Press release

Eswatini: End Use of Lethal Force against Protesters

Regional leaders should condemn deployment of the military to suppress demonstrations.

In response to reports of security forces shooting and killing civilians during protests in Eswatini, Freedom House issued the following statement:

“We condemn the use of lethal force against unarmed civilians,” said Tiseke Kasambala, chief of party for Freedom House’s Advancing Rights in Southern Africa program. “Instead of cracking down on protesters and stifling their calls for change, the government should send the army back to its barracks and allow citizens to exercise their right to peaceful assembly.”

“The deteriorating situation is a clarion call for leaders of the member states of the Southern African Development Community—in particular South Africa—to address the crisis. They should condemn the violent actions of the army and demand accountability from the Eswatini authorities to prevent further loss of life.”

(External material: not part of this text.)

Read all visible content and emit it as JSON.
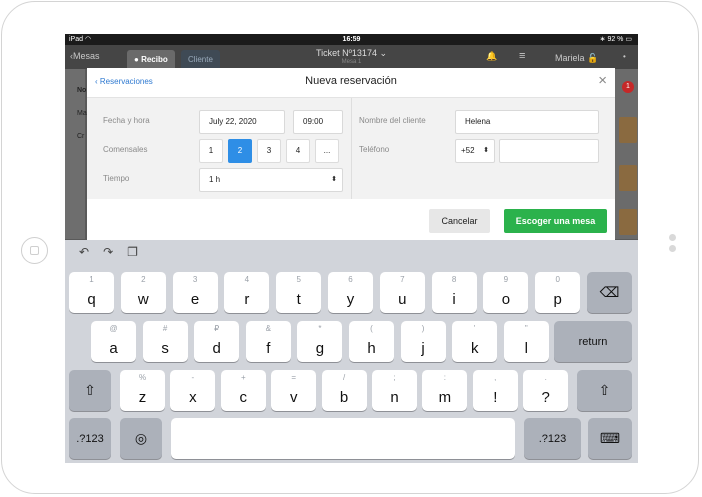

Eswatini is an absolute monarchy ruled by King Mswati III, who has led the country for over 30 years. Political parties are not legally recognized and are banned from contesting elections.

In the past few weeks, students and youth groups have held demonstrations and petitioned government authorities in the cities of Mbabane and Manzini, demanding police reforms and democratic freedoms. On June 28, the protests escalated and spread to other parts of the country after the government issued a decree banning citizens from demonstrating and delivering petitions to government officials. Protesters reportedly engaged in acts of looting and burned buildings and businesses with ties to the monarch. In response, the authorities deployed the army to quell the protests.

On June 29, acting prime minister Themba Masuku released a statement declaring a curfew from 6 p.m. to 5 a.m. and closing schools throughout the country. There have also been reports of an internet shutdown.

The UN Basic Principles on the Use of Force and Firearms call for law enforcement officials to “apply non-violent means before resorting to the use of force and firearms.” The UN Human Rights Committee in its General Comment No. 37 states that “any use of firearms by law enforcement officials in the context of assemblies must be limited to targeted individuals in circumstances in which it is strictly necessary to confront an imminent threat of death or serious injury.”

Eswatini is rated Not Free in Freedom in the World 2021.